Hiking in Israel is a national pastime – youth groups, the scouts, the army connect to the Biblical land with their feet. Schools have an annual, end of year hike. Many young people when they finish their army service reconnect with friends by hiking together on the Israel Trail, a 945 km trail that crisscrosses Israel, from Dan in the north to Eilat in the south. There is also a Golan trail, a Jerusalem trail and a Gospel trail, in the footsteps of Jesus. If you want to really experience and understand Israel you should take to the trails. Hiking takes you off the beaten track and besides the beauty of nature you will often come across archaeological ruins from thousands of years ago. If you don’t have a lot of experience hiking or don’t know Israel well I’d recommend you hire a guide. Besides knowing the trail a guide will explain the nature, history and archaeology on the hike and can suggest what to bring, help with logistics and transportation.
Because Israel is located on the land bridge between Europe, Asia and Africa and extends from the Mediterranean Sea to the Jordan River in the Great African Rift Valley and from the Red Sea to mountains in the north it has a diversity of climates and habitats. These unique conditions are the main cause for the rich diversity of Israeli flora, more than 2500 species (compared to 1500 in the British Isles for example which is 10 times the size). This incredible diversity leads to many different hiking experiences.
Jerusalem is a great base for day hikes because of its location in the hills and on the edge of the Judean desert and only a half hour drive to the northern edge of the Dead Sea.
For starters I’d recommend hiking Nahal Og, with its rugged desert landscape. You hike in a narrow canyon and climb on rung ladders that have been hammered into the rock cliff – a classic Israeli hike. Nearby is Wadi Qelt another desert hike that takes you to a monastery hanging on the cliff, with its chapel and gardens, that was first built in the 6th century.

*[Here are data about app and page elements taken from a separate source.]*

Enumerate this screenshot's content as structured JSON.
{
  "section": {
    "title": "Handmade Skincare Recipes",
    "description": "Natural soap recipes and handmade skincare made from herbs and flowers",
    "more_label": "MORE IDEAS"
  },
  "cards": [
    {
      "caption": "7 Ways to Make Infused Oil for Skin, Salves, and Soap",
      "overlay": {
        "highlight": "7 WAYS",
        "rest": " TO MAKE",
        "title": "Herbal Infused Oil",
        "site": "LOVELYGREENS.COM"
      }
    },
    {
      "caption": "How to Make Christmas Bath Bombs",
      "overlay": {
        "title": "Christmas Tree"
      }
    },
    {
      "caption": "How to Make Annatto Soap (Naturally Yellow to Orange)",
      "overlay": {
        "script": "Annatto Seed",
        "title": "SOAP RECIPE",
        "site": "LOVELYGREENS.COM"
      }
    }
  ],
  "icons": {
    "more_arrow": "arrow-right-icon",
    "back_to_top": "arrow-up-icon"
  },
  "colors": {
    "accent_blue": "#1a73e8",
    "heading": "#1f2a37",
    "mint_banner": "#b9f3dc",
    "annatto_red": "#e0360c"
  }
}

Although you are in the desert there are two places with natural springs, Ein Gedi and Ein Feshka. Ein Gedi is a kibbutz (collective agricultural settlement) named after a Jewish settlement from 2000 years ago. Besides the excavations of the town with a synagogue there are ruins of a much earlier Chalcolithic temple. The surrounding area, a nature reserve, is a great area to hike and you can choose various trails, from 20 minute family hikes to challenging 4-6 hour hikes, that will take you to pools and waterfalls in the middle of the desert.
A little farther south there is hiking at Mount Sodom, a salt mountain that is connected to the Biblical story of Lot’s wife who looked back while fleeing Sodom and turned into a pillar of salt (a guide can show the pillar of salt standing to this day). If you still have energy at the end of the day try, a night hike by the light of the full moon in Nahal Peratzim, a canyon of white chalk cliffs in the Amiad plain.
Make your own itinerary from these choices and still be able to be back in Jerusalem in time for dinner and drinks in the evening.